* Texas bakes under worst drought in century
* Farmers may give up on crop, collect insurance
* Insurance filing deadlines coming up on June 20
By Rene Pastor
NEW YORK, June 9 (Reuters) - Reeling from the worst drought in a century, cotton farmers in Texas are on the brink of writing off their withered plants this year and collecting the insurance.
"We cannot make this crop with no relief from hot temperatures and the wind," said Gary Evitt, a cotton farmer for over 40 years working on 2,000 acres of irrigated cotton outside Lubbock, Texas, in the heart of the Lone Star State's cotton area. "This is the worst (drought) I have seen."
The drought plaguing Texas, the biggest cotton growing state in the U.S., pushed up cotton futures this spring. Futures are hovering near $1.30 a lb, four times what they were in 2010 when cotton was the best performing commodity.
Carl Anderson, an influential economist with Texas A&M University, said farmers like Evitt may decide to just let their crop die so they can collect the insurance payments.
"They're very close to throwing in the towel on this season," he said. "It's looking very bleak."
The deadline to planting is this Friday, and the insurance claims are supposed to start coming in by around June 20. Anderson said that to save money, farmers planning to collect insurance will give no fertilizer or water to their cotton plants.
Any word that farmers will tear out their plants and collect insurance money -- rather than ride out the drought -- could spark a fresh rally in a cotton market that saw a rally to historic highs in 2010.
That may put further strain on profits at clothes companies like Levi Strauss & Co [LEVST.UL] and Guess Inc (GES.N).
Some of these firms are already looking for alternatives to cotton, with Naturally Advanced Technologies Inc NAT.V forging deals to sell its organic fiber to uniform maker Cintas and HanesBrands Inc (HBI.N). [ID:nN09263698]
Anderson said production in Texas may drop by as much as a third in 2011/12 as the state could lose around 2 million acres of the 6 million acres sown to cotton this year.
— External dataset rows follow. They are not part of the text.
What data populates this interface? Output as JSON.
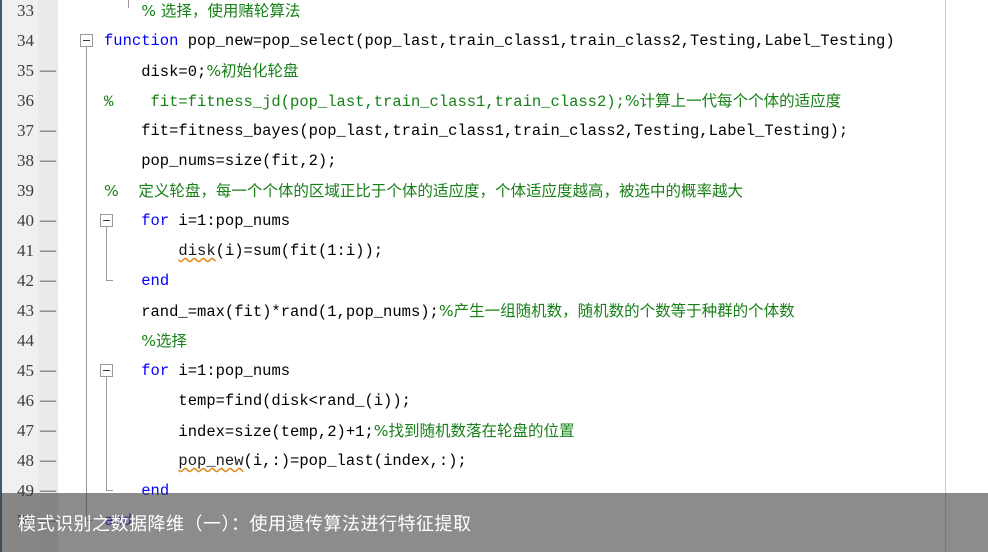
{
  "editor": {
    "language": "MATLAB",
    "colors": {
      "keyword": "#0000ff",
      "comment": "#178117",
      "text": "#000000",
      "gutter_bg": "#f0f0f0",
      "breakpoint_bg": "#eaeaea",
      "panel_edge": "#3c5a78",
      "column_guide": "#c9c9c9",
      "warning_squiggle": "#e08a1a",
      "overlay_bg": "rgba(70,70,70,0.62)",
      "overlay_text": "#ffffff"
    },
    "first_visible_line": 33,
    "last_visible_line": 50,
    "lines": [
      {
        "number": "33",
        "breakpoint": "",
        "fold": "none",
        "tokens": [
          {
            "t": "    ",
            "c": "txt"
          },
          {
            "t": "% 选择，使用赌轮算法",
            "c": "cm-cjk"
          }
        ]
      },
      {
        "number": "34",
        "breakpoint": "",
        "fold": "open-start",
        "tokens": [
          {
            "t": "function",
            "c": "kw"
          },
          {
            "t": " pop_new=pop_select(pop_last,train_class1,train_class2,Testing,Label_Testing)",
            "c": "txt"
          }
        ]
      },
      {
        "number": "35",
        "breakpoint": "—",
        "fold": "line",
        "tokens": [
          {
            "t": "    disk=0;",
            "c": "txt"
          },
          {
            "t": "%初始化轮盘",
            "c": "cm-cjk"
          }
        ]
      },
      {
        "number": "36",
        "breakpoint": "",
        "fold": "line",
        "tokens": [
          {
            "t": "%    fit=fitness_jd(pop_last,train_class1,train_class2);",
            "c": "cm"
          },
          {
            "t": "%计算上一代每个个体的适应度",
            "c": "cm-cjk"
          }
        ]
      },
      {
        "number": "37",
        "breakpoint": "—",
        "fold": "line",
        "tokens": [
          {
            "t": "    fit=fitness_bayes(pop_last,train_class1,train_class2,Testing,Label_Testing);",
            "c": "txt"
          }
        ]
      },
      {
        "number": "38",
        "breakpoint": "—",
        "fold": "line",
        "tokens": [
          {
            "t": "    pop_nums=size(fit,2);",
            "c": "txt"
          }
        ]
      },
      {
        "number": "39",
        "breakpoint": "",
        "fold": "line",
        "tokens": [
          {
            "t": "%    定义轮盘，每一个个体的区域正比于个体的适应度，个体适应度越高，被选中的概率越大",
            "c": "cm-cjk"
          }
        ]
      },
      {
        "number": "40",
        "breakpoint": "—",
        "fold": "open-start-inner",
        "tokens": [
          {
            "t": "    ",
            "c": "txt"
          },
          {
            "t": "for",
            "c": "kw"
          },
          {
            "t": " i=1:pop_nums",
            "c": "txt"
          }
        ]
      },
      {
        "number": "41",
        "breakpoint": "—",
        "fold": "line-inner",
        "tokens": [
          {
            "t": "        ",
            "c": "txt"
          },
          {
            "t": "disk",
            "c": "warn"
          },
          {
            "t": "(i)=sum(fit(1:i));",
            "c": "txt"
          }
        ]
      },
      {
        "number": "42",
        "breakpoint": "—",
        "fold": "end-inner",
        "tokens": [
          {
            "t": "    ",
            "c": "txt"
          },
          {
            "t": "end",
            "c": "kw"
          }
        ]
      },
      {
        "number": "43",
        "breakpoint": "—",
        "fold": "line",
        "tokens": [
          {
            "t": "    rand_=max(fit)*rand(1,pop_nums);",
            "c": "txt"
          },
          {
            "t": "%产生一组随机数，随机数的个数等于种群的个体数",
            "c": "cm-cjk"
          }
        ]
      },
      {
        "number": "44",
        "breakpoint": "",
        "fold": "line",
        "tokens": [
          {
            "t": "    ",
            "c": "txt"
          },
          {
            "t": "%选择",
            "c": "cm-cjk"
          }
        ]
      },
      {
        "number": "45",
        "breakpoint": "—",
        "fold": "open-start-inner",
        "tokens": [
          {
            "t": "    ",
            "c": "txt"
          },
          {
            "t": "for",
            "c": "kw"
          },
          {
            "t": " i=1:pop_nums",
            "c": "txt"
          }
        ]
      },
      {
        "number": "46",
        "breakpoint": "—",
        "fold": "line-inner",
        "tokens": [
          {
            "t": "        temp=find(disk<rand_(i));",
            "c": "txt"
          }
        ]
      },
      {
        "number": "47",
        "breakpoint": "—",
        "fold": "line-inner",
        "tokens": [
          {
            "t": "        index=size(temp,2)+1;",
            "c": "txt"
          },
          {
            "t": "%找到随机数落在轮盘的位置",
            "c": "cm-cjk"
          }
        ]
      },
      {
        "number": "48",
        "breakpoint": "—",
        "fold": "line-inner",
        "tokens": [
          {
            "t": "        ",
            "c": "txt"
          },
          {
            "t": "pop_new",
            "c": "warn"
          },
          {
            "t": "(i,:)=pop_last(index,:);",
            "c": "txt"
          }
        ]
      },
      {
        "number": "49",
        "breakpoint": "—",
        "fold": "end-inner",
        "tokens": [
          {
            "t": "    ",
            "c": "txt"
          },
          {
            "t": "end",
            "c": "kw"
          }
        ]
      },
      {
        "number": "50",
        "breakpoint": "—",
        "fold": "end",
        "tokens": [
          {
            "t": "",
            "c": "txt"
          },
          {
            "t": "end",
            "c": "kw"
          }
        ]
      }
    ]
  },
  "caption": {
    "text": "模式识别之数据降维（一）：使用遗传算法进行特征提取"
  }
}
Analysts said that could slice the state's cotton production to as low as 5 million (480-lb) bales from nearly 8 million bales in 2010/11 when bumper rains swept Texas.
With the drought in mind, the U.S. Agriculture Department's monthly supply report Thursday cut its estimate of U.S. 2011/12 cotton production to 17 million bales from the 18 million it projected last month.
In 2010/11, output came to 18.1 million bales. WASDE21 WASDE20
Without quick rain, this year may rival the record 20 percent or 2.6 million acres that were abandoned by farmers in 1998, according to USDA data based on planting and harvesting figures since 1965.
US cotton plantings/harvests:
Oceanic Nino Index:
The culprit for the drought is the weather anomaly La Nina, an abnormal cooling of waters in the equatorial Pacific Ocean that is often linked to severe droughts in the southwestern United States.
The 2010/11 La Nina is one of the strongest in the last decade. The U.S. Drought Monitor said it is the worst drought in Texas since 1990.
Analysts said that combined with flood damage along the Mississippi River and dry spells in Georgia, the question now is how much of a hit U.S. cotton output will sustain and whether USDA will further cut its estimate of the domestic crop.
Agricultural officials in Texas have estimated that losses will amount to more than $3 billion. They have set up hotlines to provide assistance for farmers and ranchers.
"It's a disaster for the farming community in Texas," said Anderson. (Editing by John Picinich)